The movie revolves around the mystery of Pat’s gender. But on the big screen there is the added twist of a confused love triangle. Pat struggles to maintain a relationship with the also-androgynous Chris, while their neighbor Kyle — an uptight Republican type married to a blonde in the Junior League — becomes obsessed with Pat. Kyle consequently wonders if he is gay or straight — a thorny question if Pat is your new flame. The movie was made for about $8 million. “Very, very low budget,” says Sweeney. (Wayne’s World, for example, cost $14 million.) “That was one of our biggest priorities, to keep it low budget so that we could make it as offbeat as we wanted to without having to appeal to a mainstream audience.”
Disney, however, seems interested in as large an audience as it can get.

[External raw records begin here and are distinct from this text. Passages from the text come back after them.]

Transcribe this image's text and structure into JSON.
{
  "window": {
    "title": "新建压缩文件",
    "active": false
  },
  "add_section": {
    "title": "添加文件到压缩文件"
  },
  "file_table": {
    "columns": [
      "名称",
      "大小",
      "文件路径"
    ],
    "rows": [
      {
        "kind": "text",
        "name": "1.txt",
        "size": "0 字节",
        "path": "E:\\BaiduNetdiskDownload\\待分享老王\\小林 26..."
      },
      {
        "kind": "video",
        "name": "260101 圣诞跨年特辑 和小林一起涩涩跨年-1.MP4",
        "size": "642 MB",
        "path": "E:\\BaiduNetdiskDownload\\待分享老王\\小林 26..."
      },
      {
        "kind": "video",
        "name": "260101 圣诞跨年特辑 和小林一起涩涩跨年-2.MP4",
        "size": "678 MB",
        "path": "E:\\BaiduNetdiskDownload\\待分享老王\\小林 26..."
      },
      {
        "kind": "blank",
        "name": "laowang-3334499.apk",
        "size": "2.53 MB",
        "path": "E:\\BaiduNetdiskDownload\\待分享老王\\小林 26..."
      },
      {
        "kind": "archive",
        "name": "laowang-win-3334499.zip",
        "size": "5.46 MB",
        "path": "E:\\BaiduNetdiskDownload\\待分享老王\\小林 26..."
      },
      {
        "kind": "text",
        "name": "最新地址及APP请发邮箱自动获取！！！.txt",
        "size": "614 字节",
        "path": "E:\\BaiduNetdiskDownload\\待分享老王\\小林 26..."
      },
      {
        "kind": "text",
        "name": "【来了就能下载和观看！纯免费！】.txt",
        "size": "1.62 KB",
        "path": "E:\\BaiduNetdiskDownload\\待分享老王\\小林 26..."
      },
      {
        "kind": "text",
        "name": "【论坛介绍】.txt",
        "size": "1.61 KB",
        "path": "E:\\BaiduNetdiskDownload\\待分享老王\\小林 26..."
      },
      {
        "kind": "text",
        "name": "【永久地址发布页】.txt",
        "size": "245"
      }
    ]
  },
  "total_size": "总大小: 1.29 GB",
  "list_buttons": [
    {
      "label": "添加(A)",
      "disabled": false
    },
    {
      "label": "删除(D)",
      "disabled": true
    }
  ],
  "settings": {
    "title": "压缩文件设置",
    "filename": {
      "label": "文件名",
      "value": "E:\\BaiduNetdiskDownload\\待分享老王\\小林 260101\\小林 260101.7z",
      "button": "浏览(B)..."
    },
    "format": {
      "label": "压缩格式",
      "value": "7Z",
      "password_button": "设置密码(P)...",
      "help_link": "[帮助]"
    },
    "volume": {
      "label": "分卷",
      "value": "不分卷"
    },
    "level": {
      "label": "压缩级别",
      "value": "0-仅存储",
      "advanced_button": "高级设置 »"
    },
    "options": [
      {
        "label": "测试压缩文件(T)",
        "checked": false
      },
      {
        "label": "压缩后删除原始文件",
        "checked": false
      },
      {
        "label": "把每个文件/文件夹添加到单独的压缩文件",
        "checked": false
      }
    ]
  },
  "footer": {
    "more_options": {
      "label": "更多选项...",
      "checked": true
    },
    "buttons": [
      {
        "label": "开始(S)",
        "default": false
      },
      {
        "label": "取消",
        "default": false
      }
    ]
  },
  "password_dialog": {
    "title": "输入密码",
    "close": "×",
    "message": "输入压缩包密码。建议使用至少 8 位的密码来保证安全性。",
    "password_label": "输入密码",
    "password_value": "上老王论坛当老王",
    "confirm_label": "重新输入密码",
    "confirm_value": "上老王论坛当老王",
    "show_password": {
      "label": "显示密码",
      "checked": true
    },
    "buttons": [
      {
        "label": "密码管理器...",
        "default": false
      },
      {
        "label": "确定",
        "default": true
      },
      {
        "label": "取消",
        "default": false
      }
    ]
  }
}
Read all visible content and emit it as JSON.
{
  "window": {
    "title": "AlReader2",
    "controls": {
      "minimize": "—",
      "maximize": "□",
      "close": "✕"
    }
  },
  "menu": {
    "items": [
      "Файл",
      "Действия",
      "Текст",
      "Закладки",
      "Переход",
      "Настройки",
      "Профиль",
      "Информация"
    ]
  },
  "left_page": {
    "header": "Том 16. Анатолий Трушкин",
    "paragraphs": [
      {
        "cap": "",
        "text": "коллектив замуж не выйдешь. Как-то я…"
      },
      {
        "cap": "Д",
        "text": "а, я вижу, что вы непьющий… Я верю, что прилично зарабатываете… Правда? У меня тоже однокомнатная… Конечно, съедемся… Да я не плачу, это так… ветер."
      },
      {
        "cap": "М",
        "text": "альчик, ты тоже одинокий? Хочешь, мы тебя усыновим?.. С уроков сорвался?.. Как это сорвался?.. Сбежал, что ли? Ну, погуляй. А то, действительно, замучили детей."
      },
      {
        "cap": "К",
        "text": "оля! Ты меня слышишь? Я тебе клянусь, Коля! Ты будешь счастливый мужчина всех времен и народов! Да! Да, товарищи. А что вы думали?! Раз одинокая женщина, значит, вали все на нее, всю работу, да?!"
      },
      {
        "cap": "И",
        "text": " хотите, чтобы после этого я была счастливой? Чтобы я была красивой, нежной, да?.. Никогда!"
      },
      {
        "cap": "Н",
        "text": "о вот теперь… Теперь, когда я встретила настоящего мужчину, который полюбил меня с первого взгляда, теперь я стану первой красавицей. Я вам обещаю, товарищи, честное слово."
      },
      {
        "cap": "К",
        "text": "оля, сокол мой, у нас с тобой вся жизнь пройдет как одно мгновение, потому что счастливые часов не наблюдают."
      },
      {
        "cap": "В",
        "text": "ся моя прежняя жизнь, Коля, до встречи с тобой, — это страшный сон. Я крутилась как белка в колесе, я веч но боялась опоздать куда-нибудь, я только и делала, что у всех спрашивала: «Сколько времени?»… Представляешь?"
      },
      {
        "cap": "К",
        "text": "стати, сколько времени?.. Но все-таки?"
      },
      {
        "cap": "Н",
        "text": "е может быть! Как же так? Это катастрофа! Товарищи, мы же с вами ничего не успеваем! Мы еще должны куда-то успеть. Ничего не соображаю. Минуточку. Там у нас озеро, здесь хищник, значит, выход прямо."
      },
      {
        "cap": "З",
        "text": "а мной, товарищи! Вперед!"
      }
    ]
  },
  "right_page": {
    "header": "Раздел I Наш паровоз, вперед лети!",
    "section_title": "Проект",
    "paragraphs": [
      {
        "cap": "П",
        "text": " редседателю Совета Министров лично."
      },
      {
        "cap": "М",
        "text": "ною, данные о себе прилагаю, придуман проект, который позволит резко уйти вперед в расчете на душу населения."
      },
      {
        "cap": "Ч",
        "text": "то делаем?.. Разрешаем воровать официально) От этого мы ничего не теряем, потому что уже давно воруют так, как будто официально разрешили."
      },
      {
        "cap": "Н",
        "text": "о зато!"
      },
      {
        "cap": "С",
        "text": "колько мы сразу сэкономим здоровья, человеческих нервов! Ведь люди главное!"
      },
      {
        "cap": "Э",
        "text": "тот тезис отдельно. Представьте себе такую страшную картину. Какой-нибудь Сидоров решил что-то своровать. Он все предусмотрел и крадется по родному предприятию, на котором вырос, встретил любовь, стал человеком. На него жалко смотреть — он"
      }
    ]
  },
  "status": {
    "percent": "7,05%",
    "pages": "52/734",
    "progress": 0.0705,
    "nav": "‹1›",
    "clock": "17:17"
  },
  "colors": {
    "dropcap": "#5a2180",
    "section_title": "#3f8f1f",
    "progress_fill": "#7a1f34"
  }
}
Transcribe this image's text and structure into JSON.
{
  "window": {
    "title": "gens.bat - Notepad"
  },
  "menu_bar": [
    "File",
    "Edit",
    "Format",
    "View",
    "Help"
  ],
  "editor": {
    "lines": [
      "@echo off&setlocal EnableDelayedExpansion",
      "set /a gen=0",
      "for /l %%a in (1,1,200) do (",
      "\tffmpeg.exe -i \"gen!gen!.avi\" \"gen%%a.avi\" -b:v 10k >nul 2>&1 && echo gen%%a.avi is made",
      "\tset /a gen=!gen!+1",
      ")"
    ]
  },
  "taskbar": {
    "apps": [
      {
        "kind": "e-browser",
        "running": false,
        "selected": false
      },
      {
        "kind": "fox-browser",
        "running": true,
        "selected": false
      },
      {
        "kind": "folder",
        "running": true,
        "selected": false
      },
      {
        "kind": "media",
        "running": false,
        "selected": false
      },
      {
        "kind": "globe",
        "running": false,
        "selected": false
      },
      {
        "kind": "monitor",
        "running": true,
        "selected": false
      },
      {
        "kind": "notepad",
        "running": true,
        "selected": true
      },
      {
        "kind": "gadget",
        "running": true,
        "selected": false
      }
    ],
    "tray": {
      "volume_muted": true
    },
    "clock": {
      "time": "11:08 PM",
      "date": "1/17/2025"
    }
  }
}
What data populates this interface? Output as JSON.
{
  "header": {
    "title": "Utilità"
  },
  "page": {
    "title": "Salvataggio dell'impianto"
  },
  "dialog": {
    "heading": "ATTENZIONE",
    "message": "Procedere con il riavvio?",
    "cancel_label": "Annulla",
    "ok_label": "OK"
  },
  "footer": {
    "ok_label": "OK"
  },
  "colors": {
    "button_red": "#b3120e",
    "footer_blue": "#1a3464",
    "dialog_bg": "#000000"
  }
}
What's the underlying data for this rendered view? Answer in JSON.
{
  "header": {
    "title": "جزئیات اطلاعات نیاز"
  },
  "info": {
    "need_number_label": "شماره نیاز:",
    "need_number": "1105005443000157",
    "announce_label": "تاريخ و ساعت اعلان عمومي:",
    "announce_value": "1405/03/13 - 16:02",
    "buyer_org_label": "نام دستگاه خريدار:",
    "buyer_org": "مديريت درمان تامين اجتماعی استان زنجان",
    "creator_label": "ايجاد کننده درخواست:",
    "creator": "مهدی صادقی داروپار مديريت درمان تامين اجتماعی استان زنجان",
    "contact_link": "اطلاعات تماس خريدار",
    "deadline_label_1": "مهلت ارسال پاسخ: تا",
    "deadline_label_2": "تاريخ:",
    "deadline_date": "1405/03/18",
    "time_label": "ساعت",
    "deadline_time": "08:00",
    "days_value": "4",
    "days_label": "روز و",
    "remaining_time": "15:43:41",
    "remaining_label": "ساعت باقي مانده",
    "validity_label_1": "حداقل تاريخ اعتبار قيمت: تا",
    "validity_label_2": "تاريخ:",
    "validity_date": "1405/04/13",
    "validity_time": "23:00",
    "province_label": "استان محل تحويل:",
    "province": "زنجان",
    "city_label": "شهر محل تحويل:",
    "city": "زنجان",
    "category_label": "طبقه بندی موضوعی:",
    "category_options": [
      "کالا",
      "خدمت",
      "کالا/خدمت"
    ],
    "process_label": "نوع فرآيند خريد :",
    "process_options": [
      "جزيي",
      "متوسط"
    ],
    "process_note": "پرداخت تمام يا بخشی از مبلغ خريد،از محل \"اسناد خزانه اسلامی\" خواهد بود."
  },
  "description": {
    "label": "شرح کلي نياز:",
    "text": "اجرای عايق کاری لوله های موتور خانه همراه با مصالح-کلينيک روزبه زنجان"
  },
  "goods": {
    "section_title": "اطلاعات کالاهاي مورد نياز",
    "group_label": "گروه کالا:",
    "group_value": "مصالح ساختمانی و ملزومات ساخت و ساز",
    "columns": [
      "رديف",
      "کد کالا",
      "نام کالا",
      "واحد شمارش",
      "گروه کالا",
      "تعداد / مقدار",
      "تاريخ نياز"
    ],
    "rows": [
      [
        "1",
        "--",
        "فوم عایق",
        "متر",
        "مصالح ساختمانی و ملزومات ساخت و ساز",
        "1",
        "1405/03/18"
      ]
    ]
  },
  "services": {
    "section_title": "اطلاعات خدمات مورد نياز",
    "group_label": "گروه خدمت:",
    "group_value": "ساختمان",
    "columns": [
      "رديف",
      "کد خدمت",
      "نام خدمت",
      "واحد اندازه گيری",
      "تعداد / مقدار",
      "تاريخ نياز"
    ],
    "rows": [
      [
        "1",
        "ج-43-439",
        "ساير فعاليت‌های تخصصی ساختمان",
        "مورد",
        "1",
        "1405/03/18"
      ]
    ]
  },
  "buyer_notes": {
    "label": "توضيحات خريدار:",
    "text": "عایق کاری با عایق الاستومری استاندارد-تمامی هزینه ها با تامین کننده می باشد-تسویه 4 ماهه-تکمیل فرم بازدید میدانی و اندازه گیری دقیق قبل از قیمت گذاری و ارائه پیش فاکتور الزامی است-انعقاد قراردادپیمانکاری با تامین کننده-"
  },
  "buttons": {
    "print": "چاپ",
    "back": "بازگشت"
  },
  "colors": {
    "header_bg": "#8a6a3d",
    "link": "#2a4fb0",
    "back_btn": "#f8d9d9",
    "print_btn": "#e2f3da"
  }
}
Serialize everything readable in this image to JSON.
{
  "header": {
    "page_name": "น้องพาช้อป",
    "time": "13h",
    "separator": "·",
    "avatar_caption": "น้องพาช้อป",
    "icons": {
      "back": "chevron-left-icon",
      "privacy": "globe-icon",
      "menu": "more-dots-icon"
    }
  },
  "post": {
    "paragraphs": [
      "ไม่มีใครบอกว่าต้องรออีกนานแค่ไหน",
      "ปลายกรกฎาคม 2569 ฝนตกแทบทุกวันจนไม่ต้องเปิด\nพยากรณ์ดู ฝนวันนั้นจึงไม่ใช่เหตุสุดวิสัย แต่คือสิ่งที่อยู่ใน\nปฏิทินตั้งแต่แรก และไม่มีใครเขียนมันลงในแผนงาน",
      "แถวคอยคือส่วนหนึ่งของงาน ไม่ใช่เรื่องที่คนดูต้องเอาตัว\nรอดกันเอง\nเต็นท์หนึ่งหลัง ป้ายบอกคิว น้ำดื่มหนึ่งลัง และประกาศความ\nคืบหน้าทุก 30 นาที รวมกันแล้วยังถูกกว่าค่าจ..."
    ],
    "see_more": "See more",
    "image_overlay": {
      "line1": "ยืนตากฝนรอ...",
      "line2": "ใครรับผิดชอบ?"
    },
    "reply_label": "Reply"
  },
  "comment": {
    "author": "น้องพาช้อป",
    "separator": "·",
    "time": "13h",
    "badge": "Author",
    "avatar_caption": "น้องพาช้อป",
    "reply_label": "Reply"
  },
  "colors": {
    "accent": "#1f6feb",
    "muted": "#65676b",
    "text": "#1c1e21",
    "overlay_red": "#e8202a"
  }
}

The studio has planned a nationwide release. “I really think it’s kind of quirky,” says Sweeney. “I thought, ‘Oh, just go for an upscale, hipper audience and forget Iowa.’ But they’re going to go for everybody.”